But the long Dutch passage quoted above doesn’t end the Leidseplein discussion. Right after the preacher chides Sietze’s for his silly nostalgia and asks those difficult questions–“is singing Psalm 118 a matter of sentimentality or principle?”–he admits this in the final line of that conversation: “Now, personally,” said the pastor, “I actually really like to sing ‘The Stone that the Temple Builders Rejected.’”
All of that–Purpaleanie, Sietze the Army organist, a war-torn Dutch pastor, 500 years of “the stone the temple builders rejected,” and a dominie’s confession–is why, yet today, in the Psalter Hymnal, you’ll find Psalm 118 in its Genevan arrangement, versified by none other than Stanley Wiersma. Trust me. It’s there.

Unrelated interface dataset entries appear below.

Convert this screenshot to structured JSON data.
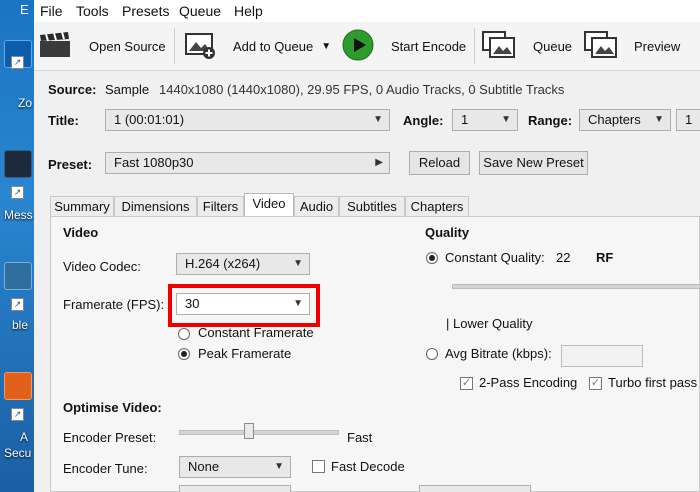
{
  "desktop": {
    "icons": [
      {
        "label": "Zo",
        "name": "zoom"
      },
      {
        "label": "Mess",
        "name": "messenger"
      },
      {
        "label": "ble",
        "name": "app-ble"
      },
      {
        "label": "A",
        "name": "app-a"
      },
      {
        "label": "Secu",
        "name": "security"
      }
    ],
    "top_letter": "E"
  },
  "menu": {
    "items": [
      "File",
      "Tools",
      "Presets",
      "Queue",
      "Help"
    ]
  },
  "toolbar": {
    "open_source": "Open Source",
    "add_to_queue": "Add to Queue",
    "start_encode": "Start Encode",
    "queue": "Queue",
    "preview": "Preview"
  },
  "source": {
    "label": "Source:",
    "name": "Sample",
    "details": "1440x1080 (1440x1080), 29.95 FPS, 0 Audio Tracks, 0 Subtitle Tracks"
  },
  "title_row": {
    "title_label": "Title:",
    "title_value": "1 (00:01:01)",
    "angle_label": "Angle:",
    "angle_value": "1",
    "range_label": "Range:",
    "range_value": "Chapters",
    "range_start": "1"
  },
  "preset": {
    "label": "Preset:",
    "value": "Fast 1080p30",
    "reload": "Reload",
    "save_new": "Save New Preset"
  },
  "tabs": [
    "Summary",
    "Dimensions",
    "Filters",
    "Video",
    "Audio",
    "Subtitles",
    "Chapters"
  ],
  "active_tab": "Video",
  "video": {
    "section": "Video",
    "codec_label": "Video Codec:",
    "codec_value": "H.264 (x264)",
    "framerate_label": "Framerate (FPS):",
    "framerate_value": "30",
    "constant_framerate": "Constant Framerate",
    "peak_framerate": "Peak Framerate"
  },
  "quality": {
    "section": "Quality",
    "constant_quality_label": "Constant Quality:",
    "constant_quality_value": "22",
    "rf": "RF",
    "lower_quality": "| Lower Quality",
    "avg_bitrate_label": "Avg Bitrate (kbps):",
    "two_pass": "2-Pass Encoding",
    "turbo": "Turbo first pass"
  },
  "optimise": {
    "section": "Optimise Video:",
    "encoder_preset_label": "Encoder Preset:",
    "encoder_preset_value": "Fast",
    "encoder_tune_label": "Encoder Tune:",
    "encoder_tune_value": "None",
    "fast_decode": "Fast Decode"
  },
  "colors": {
    "highlight": "#ee0000",
    "start_green": "#2e9b2e"
  }
}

It’s Holy Week right now, a phrase none of my God-fearing ancestors, nor Sietze’s, would use. But I doubt anyone will sing Psalm 118 this Easter morning. “Lo, in the Grave He Lay?–sure, and certainly “Christ the Lord Is Risen Today.” These days, churches create their own hymnals. Almost certainly, many hundreds of songs and hymns believers sing will be brand new. Middleburg CRC is no more.
But Psalm 118 and “the stones the builders rejected” is still there in the hymnal, just in case someone cares to go back hundreds of years. Just in case. And now you know why and who did it.
Have another look at that inelegant title Sietze wrote to the poem about this psalm and so much more. See those question marks? He meant those to mean “today.” He is, after all, gone from among us.
But we still have 118 in the hymnal, even if we won’t sing it. Stanley Wiersma kept it there with his own versification, just in case. No question marks.
Sietze would be happy.